I managed to make a workaround with the available default Latin keyboard in combinations of letters and legacy diacritics, such as cedilla. To do so I made the legacy cedilla with negative metrics (before export in the work file) and set it to be positioned under a preceeding letter. The tricky part is to align it under several-width-letters, such as M, m, n, l. But that could be done with contextual kerning groups, right?
You should be able to use mark positioning with the legacy marks. You might need to set the subcategory to “Nonspacing” (in font view, hit “Cmd+Option+i”). Then set the anchors as usual.
This is sounding more and more like a keyboarding issue and less like an Adobe issue or a font issue. How are users typing Marshallese in text editors or on their phones, if their keyboards don’t contain the letters they need?
Thank you for the suggestion, I’ll try it.
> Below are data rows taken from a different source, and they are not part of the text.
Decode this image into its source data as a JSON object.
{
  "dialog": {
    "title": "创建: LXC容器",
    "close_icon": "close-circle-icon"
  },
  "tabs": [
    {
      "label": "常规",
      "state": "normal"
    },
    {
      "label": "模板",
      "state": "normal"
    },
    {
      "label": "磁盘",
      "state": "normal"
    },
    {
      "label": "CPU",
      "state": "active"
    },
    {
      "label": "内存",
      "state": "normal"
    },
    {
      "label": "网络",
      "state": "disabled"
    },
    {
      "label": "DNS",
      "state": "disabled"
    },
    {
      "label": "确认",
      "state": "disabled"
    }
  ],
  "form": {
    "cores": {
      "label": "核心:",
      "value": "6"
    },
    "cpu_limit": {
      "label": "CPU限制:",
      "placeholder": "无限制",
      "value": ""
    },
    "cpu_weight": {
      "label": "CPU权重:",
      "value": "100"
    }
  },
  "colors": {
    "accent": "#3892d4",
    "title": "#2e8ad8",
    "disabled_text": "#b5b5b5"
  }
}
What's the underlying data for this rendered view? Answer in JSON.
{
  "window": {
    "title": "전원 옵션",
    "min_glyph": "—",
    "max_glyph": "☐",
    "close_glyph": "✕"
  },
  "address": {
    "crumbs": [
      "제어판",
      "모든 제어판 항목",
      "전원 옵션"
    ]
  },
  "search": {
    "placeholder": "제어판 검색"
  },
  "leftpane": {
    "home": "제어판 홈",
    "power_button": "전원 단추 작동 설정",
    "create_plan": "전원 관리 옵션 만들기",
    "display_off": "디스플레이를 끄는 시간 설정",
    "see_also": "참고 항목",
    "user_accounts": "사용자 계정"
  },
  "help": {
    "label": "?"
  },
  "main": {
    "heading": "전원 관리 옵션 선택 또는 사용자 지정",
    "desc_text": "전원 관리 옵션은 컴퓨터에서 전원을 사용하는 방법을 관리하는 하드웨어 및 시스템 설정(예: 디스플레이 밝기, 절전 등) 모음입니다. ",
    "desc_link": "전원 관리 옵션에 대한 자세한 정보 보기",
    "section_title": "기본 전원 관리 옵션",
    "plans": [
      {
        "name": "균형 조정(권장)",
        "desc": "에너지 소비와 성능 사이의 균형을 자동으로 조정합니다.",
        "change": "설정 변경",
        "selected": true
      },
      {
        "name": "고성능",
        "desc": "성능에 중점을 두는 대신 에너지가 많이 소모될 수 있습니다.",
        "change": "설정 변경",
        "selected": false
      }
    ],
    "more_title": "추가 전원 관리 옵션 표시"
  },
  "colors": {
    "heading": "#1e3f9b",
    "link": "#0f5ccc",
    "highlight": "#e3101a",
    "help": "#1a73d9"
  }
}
I guess the problem is complex and mostly due to market reason what I don’t take as enough argument not to support the language especially after you asked them so much.
And yes, it is also a keyboard issue.
Oh yes, there’s definitely a need for all app developers to allow all users to type their languages. For some companies it’s indeed a commercial decision based on the largest markets, for other companies it’s just not thinking beyond their own needs, or not understanding that different people may have different needs.
If users do have Marshallese keyboards already, the font and/or app shouldn’t need any special behaviour, and it should be easy enough to create a custom keyboard if they don’t.
Hello, I’ve been making some research on the Marshallese alphabet and several questions came to mind:
— The language is not accessible on InDesign… where is it accessible?
— Why the automatic .loclMAH feature does not include Mcedilla, Ocedilla, mcedilla and ocedilla?
— Why is it called Lcommaaccent.loclMAH when it’s made with a cedilla? It’s very confusing
— How to handle Nmacron and nmacron since they have no Unicode and the feature does not include them as well? By doing a calt feature?
Thanks for any feedback…!
(PS: I wish Unicode and Adobe could make those things more clear)